_Task requirements_
An unchanged copy of each entry below is needed; keep the pictures out of it.

_Dataset records_
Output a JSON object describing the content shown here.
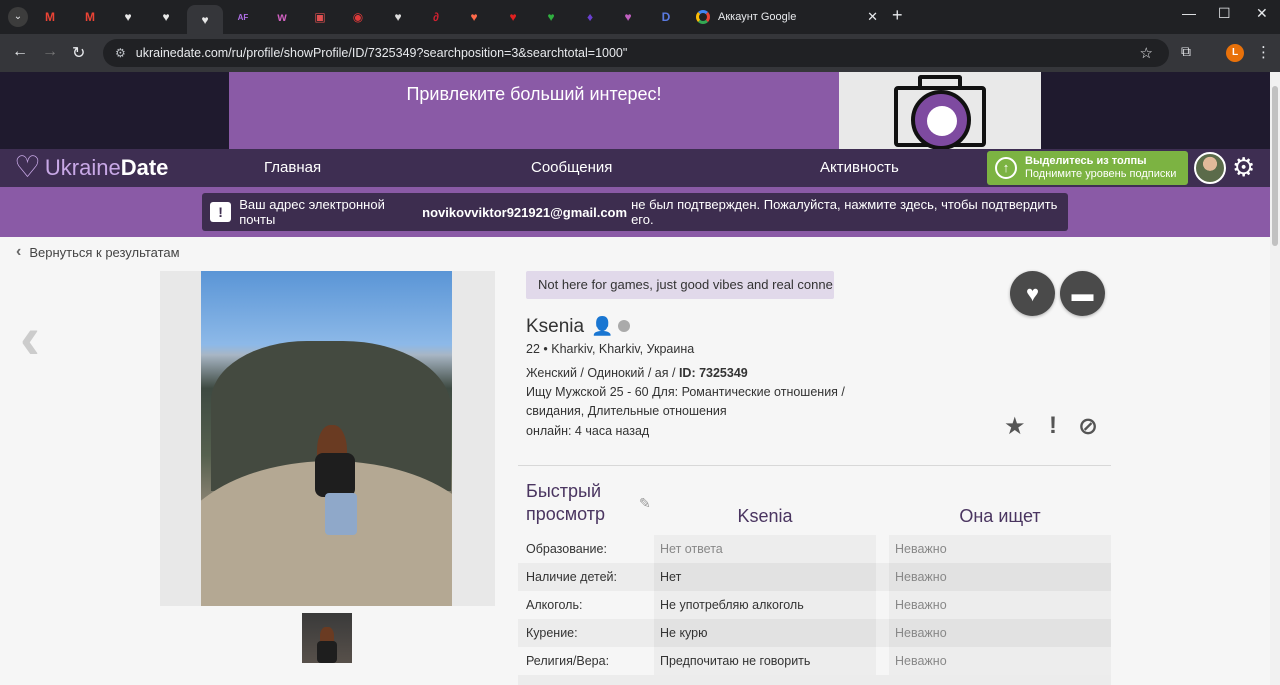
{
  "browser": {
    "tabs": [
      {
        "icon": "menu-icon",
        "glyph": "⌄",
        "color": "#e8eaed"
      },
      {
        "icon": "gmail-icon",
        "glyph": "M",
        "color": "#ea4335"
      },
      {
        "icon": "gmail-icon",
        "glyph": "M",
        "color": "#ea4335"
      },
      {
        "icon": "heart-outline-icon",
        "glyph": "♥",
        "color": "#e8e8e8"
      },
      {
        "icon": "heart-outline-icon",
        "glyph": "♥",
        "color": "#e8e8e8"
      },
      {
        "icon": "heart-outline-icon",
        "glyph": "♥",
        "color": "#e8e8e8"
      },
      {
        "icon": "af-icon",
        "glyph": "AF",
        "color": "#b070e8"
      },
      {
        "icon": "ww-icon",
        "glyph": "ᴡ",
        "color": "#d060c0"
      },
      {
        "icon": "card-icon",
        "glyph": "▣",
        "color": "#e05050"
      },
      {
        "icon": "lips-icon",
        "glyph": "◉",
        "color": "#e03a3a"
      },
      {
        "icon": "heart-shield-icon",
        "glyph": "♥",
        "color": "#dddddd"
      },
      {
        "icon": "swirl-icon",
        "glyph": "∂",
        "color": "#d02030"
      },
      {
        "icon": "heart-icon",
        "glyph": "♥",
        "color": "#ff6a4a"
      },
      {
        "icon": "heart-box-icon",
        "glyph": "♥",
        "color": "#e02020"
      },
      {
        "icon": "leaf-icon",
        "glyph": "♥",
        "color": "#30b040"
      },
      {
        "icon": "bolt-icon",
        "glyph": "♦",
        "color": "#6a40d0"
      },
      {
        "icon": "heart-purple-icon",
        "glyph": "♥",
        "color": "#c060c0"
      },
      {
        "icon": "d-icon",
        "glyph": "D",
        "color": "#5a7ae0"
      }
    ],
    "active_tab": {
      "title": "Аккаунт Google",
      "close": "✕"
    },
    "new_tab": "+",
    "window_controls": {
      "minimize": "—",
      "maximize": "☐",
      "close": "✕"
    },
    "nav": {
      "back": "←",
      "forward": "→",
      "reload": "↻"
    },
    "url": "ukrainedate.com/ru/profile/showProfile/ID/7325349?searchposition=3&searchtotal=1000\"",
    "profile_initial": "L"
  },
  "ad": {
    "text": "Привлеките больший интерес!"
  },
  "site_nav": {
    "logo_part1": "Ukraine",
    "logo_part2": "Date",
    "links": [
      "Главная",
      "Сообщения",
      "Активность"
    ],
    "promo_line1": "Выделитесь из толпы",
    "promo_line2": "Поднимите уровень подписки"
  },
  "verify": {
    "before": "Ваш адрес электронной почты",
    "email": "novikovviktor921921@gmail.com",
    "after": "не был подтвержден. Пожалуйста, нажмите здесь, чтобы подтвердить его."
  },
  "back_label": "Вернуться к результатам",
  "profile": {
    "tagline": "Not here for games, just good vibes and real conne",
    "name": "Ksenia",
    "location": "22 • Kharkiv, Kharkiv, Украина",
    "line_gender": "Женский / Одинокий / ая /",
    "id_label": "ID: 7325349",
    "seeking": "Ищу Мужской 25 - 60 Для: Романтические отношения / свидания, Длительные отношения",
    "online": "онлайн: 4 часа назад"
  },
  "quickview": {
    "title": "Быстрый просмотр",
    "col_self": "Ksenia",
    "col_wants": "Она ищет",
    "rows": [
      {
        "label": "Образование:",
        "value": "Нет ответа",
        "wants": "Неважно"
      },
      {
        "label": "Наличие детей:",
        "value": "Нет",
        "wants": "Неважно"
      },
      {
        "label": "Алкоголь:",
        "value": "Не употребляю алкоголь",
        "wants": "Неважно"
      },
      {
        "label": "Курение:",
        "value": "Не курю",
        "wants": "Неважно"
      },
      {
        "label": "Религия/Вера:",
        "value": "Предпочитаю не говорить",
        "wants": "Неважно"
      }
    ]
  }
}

_Final answer_
Output a JSON object describing the content shown here.
{
  "browser": {
    "tabs": [
      {
        "icon": "menu-icon",
        "glyph": "⌄",
        "color": "#e8eaed"
      },
      {
        "icon": "gmail-icon",
        "glyph": "M",
        "color": "#ea4335"
      },
      {
        "icon": "gmail-icon",
        "glyph": "M",
        "color": "#ea4335"
      },
      {
        "icon": "heart-outline-icon",
        "glyph": "♥",
        "color": "#e8e8e8"
      },
      {
        "icon": "heart-outline-icon",
        "glyph": "♥",
        "color": "#e8e8e8"
      },
      {
        "icon": "heart-outline-icon",
        "glyph": "♥",
        "color": "#e8e8e8"
      },
      {
        "icon": "af-icon",
        "glyph": "AF",
        "color": "#b070e8"
      },
      {
        "icon": "ww-icon",
        "glyph": "ᴡ",
        "color": "#d060c0"
      },
      {
        "icon": "card-icon",
        "glyph": "▣",
        "color": "#e05050"
      },
      {
        "icon": "lips-icon",
        "glyph": "◉",
        "color": "#e03a3a"
      },
      {
        "icon": "heart-shield-icon",
        "glyph": "♥",
        "color": "#dddddd"
      },
      {
        "icon": "swirl-icon",
        "glyph": "∂",
        "color": "#d02030"
      },
      {
        "icon": "heart-icon",
        "glyph": "♥",
        "color": "#ff6a4a"
      },
      {
        "icon": "heart-box-icon",
        "glyph": "♥",
        "color": "#e02020"
      },
      {
        "icon": "leaf-icon",
        "glyph": "♥",
        "color": "#30b040"
      },
      {
        "icon": "bolt-icon",
        "glyph": "♦",
        "color": "#6a40d0"
      },
      {
        "icon": "heart-purple-icon",
        "glyph": "♥",
        "color": "#c060c0"
      },
      {
        "icon": "d-icon",
        "glyph": "D",
        "color": "#5a7ae0"
      }
    ],
    "active_tab": {
      "title": "Аккаунт Google",
      "close": "✕"
    },
    "new_tab": "+",
    "window_controls": {
      "minimize": "—",
      "maximize": "☐",
      "close": "✕"
    },
    "nav": {
      "back": "←",
      "forward": "→",
      "reload": "↻"
    },
    "url": "ukrainedate.com/ru/profile/showProfile/ID/7325349?searchposition=3&searchtotal=1000\"",
    "profile_initial": "L"
  },
  "ad": {
    "text": "Привлеките больший интерес!"
  },
  "site_nav": {
    "logo_part1": "Ukraine",
    "logo_part2": "Date",
    "links": [
      "Главная",
      "Сообщения",
      "Активность"
    ],
    "promo_line1": "Выделитесь из толпы",
    "promo_line2": "Поднимите уровень подписки"
  },
  "verify": {
    "before": "Ваш адрес электронной почты",
    "email": "novikovviktor921921@gmail.com",
    "after": "не был подтвержден. Пожалуйста, нажмите здесь, чтобы подтвердить его."
  },
  "back_label": "Вернуться к результатам",
  "profile": {
    "tagline": "Not here for games, just good vibes and real conne",
    "name": "Ksenia",
    "location": "22 • Kharkiv, Kharkiv, Украина",
    "line_gender": "Женский / Одинокий / ая /",
    "id_label": "ID: 7325349",
    "seeking": "Ищу Мужской 25 - 60 Для: Романтические отношения / свидания, Длительные отношения",
    "online": "онлайн: 4 часа назад"
  },
  "quickview": {
    "title": "Быстрый просмотр",
    "col_self": "Ksenia",
    "col_wants": "Она ищет",
    "rows": [
      {
        "label": "Образование:",
        "value": "Нет ответа",
        "wants": "Неважно"
      },
      {
        "label": "Наличие детей:",
        "value": "Нет",
        "wants": "Неважно"
      },
      {
        "label": "Алкоголь:",
        "value": "Не употребляю алкоголь",
        "wants": "Неважно"
      },
      {
        "label": "Курение:",
        "value": "Не курю",
        "wants": "Неважно"
      },
      {
        "label": "Религия/Вера:",
        "value": "Предпочитаю не говорить",
        "wants": "Неважно"
      }
    ]
  }
}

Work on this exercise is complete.